**WHAT THE EXERCISE ASKS:**
Give the data again exactly as written, without any of its pictures.

**DATA FOR PROCESSING:**

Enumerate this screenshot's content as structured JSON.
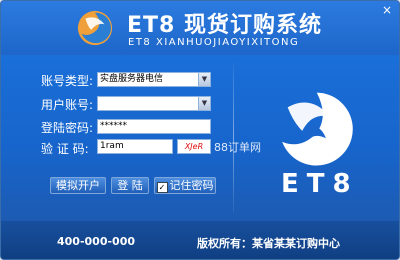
{
  "window": {
    "close_label": "×"
  },
  "header": {
    "title": "ET8  现货订购系统",
    "subtitle": "ET8  XIANHUOJIAOYIXITONG"
  },
  "form": {
    "account_type_label": "账号类型:",
    "account_type_value": "实盘服务器电信",
    "user_account_label": "用户账号:",
    "user_account_value": "",
    "password_label": "登陆密码:",
    "password_value": "******",
    "captcha_label": "验 证 码:",
    "captcha_value": "1ram",
    "captcha_image_text": "XJeR",
    "watermark": "88订单网"
  },
  "buttons": {
    "simulate": "模拟开户",
    "login": "登 陆",
    "remember": "记住密码"
  },
  "brand": {
    "logo_text": "ET8"
  },
  "footer": {
    "phone": "400-000-000",
    "copyright": "版权所有：某省某某订购中心"
  },
  "colors": {
    "primary_blue": "#1a66cc",
    "dark_blue": "#103f82"
  }
}
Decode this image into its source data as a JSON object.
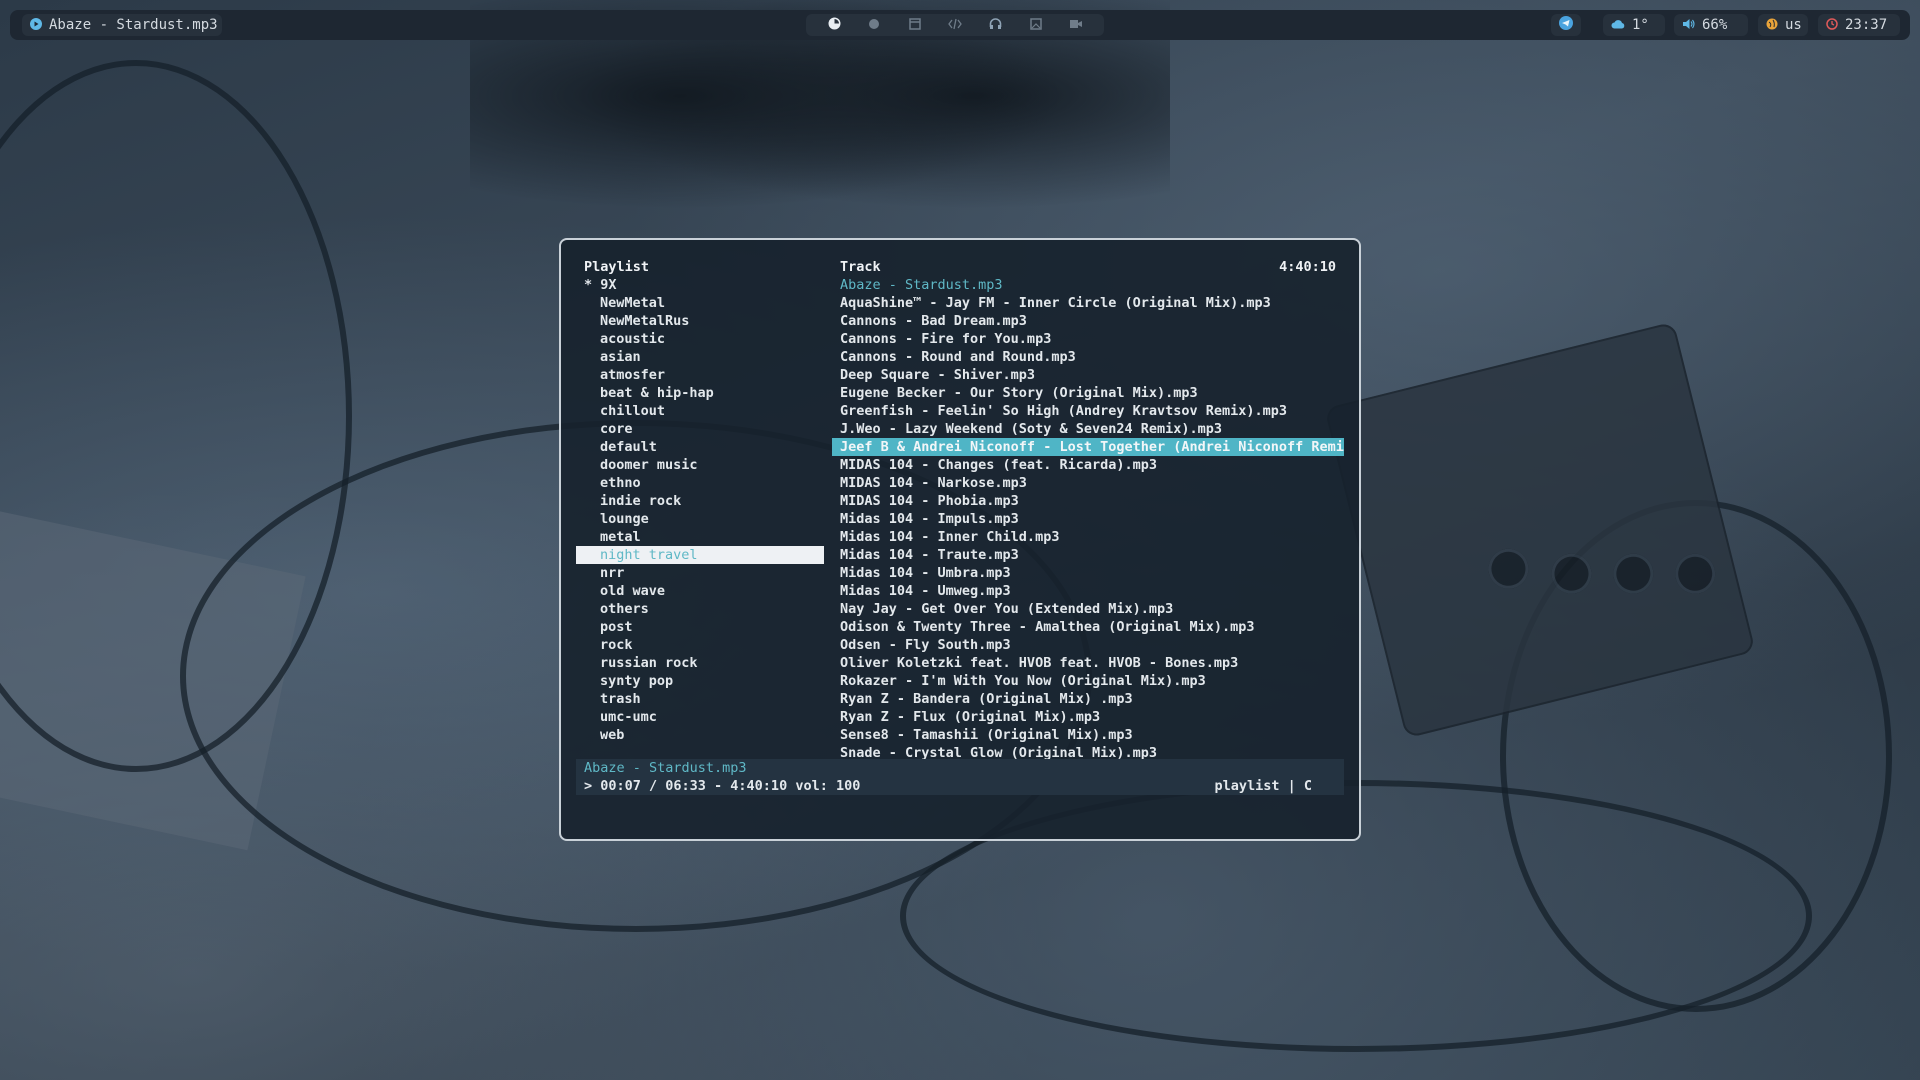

**WORKED SOLUTION:**
Enumerate this screenshot's content as structured JSON.
{
  "window": {
    "close_label": "×"
  },
  "header": {
    "title": "ET8  现货订购系统",
    "subtitle": "ET8  XIANHUOJIAOYIXITONG"
  },
  "form": {
    "account_type_label": "账号类型:",
    "account_type_value": "实盘服务器电信",
    "user_account_label": "用户账号:",
    "user_account_value": "",
    "password_label": "登陆密码:",
    "password_value": "******",
    "captcha_label": "验 证 码:",
    "captcha_value": "1ram",
    "captcha_image_text": "XJeR",
    "watermark": "88订单网"
  },
  "buttons": {
    "simulate": "模拟开户",
    "login": "登 陆",
    "remember": "记住密码"
  },
  "brand": {
    "logo_text": "ET8"
  },
  "footer": {
    "phone": "400-000-000",
    "copyright": "版权所有：某省某某订购中心"
  },
  "colors": {
    "primary_blue": "#1a66cc",
    "dark_blue": "#103f82"
  }
}
Decode this image into its source data as a JSON object.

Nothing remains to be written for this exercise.